WHAT THE TASK REQUIRES:
Give back every line of the material exactly. Skip the pictures.

INPUT:
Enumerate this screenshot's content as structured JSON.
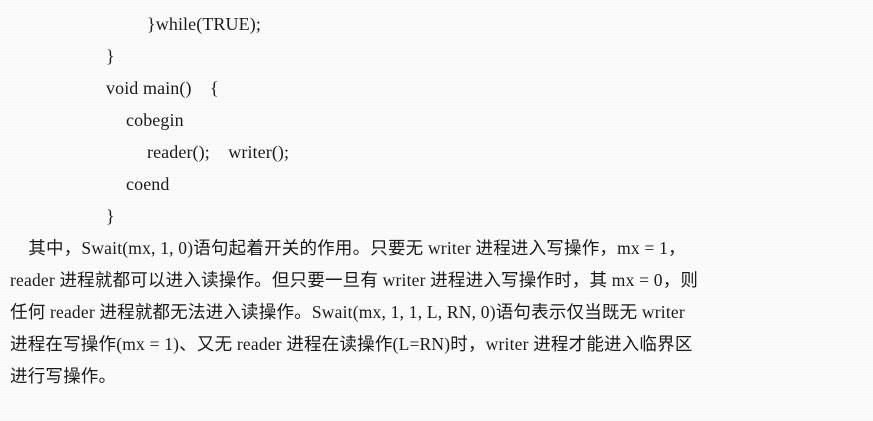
{
  "code": {
    "line1": "}while(TRUE);",
    "line2": "}",
    "line3": "void main()    {",
    "line4": "cobegin",
    "line5": "reader();    writer();",
    "line6": "coend",
    "line7": "}"
  },
  "paragraph": {
    "line1": "    其中，Swait(mx, 1, 0)语句起着开关的作用。只要无 writer 进程进入写操作，mx = 1，",
    "line2": "reader 进程就都可以进入读操作。但只要一旦有 writer 进程进入写操作时，其 mx = 0，则",
    "line3": "任何 reader 进程就都无法进入读操作。Swait(mx, 1, 1, L, RN, 0)语句表示仅当既无 writer",
    "line4": "进程在写操作(mx = 1)、又无 reader 进程在读操作(L=RN)时，writer 进程才能进入临界区",
    "line5": "进行写操作。"
  }
}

RESULT FOR THIS EXERCISE:
Enumerate this screenshot's content as structured JSON.
{
  "code": {
    "line1": "}while(TRUE);",
    "line2": "}",
    "line3": "void main()    {",
    "line4": "cobegin",
    "line5": "reader();    writer();",
    "line6": "coend",
    "line7": "}"
  },
  "paragraph": {
    "line1": "    其中，Swait(mx, 1, 0)语句起着开关的作用。只要无 writer 进程进入写操作，mx = 1，",
    "line2": "reader 进程就都可以进入读操作。但只要一旦有 writer 进程进入写操作时，其 mx = 0，则",
    "line3": "任何 reader 进程就都无法进入读操作。Swait(mx, 1, 1, L, RN, 0)语句表示仅当既无 writer",
    "line4": "进程在写操作(mx = 1)、又无 reader 进程在读操作(L=RN)时，writer 进程才能进入临界区",
    "line5": "进行写操作。"
  }
}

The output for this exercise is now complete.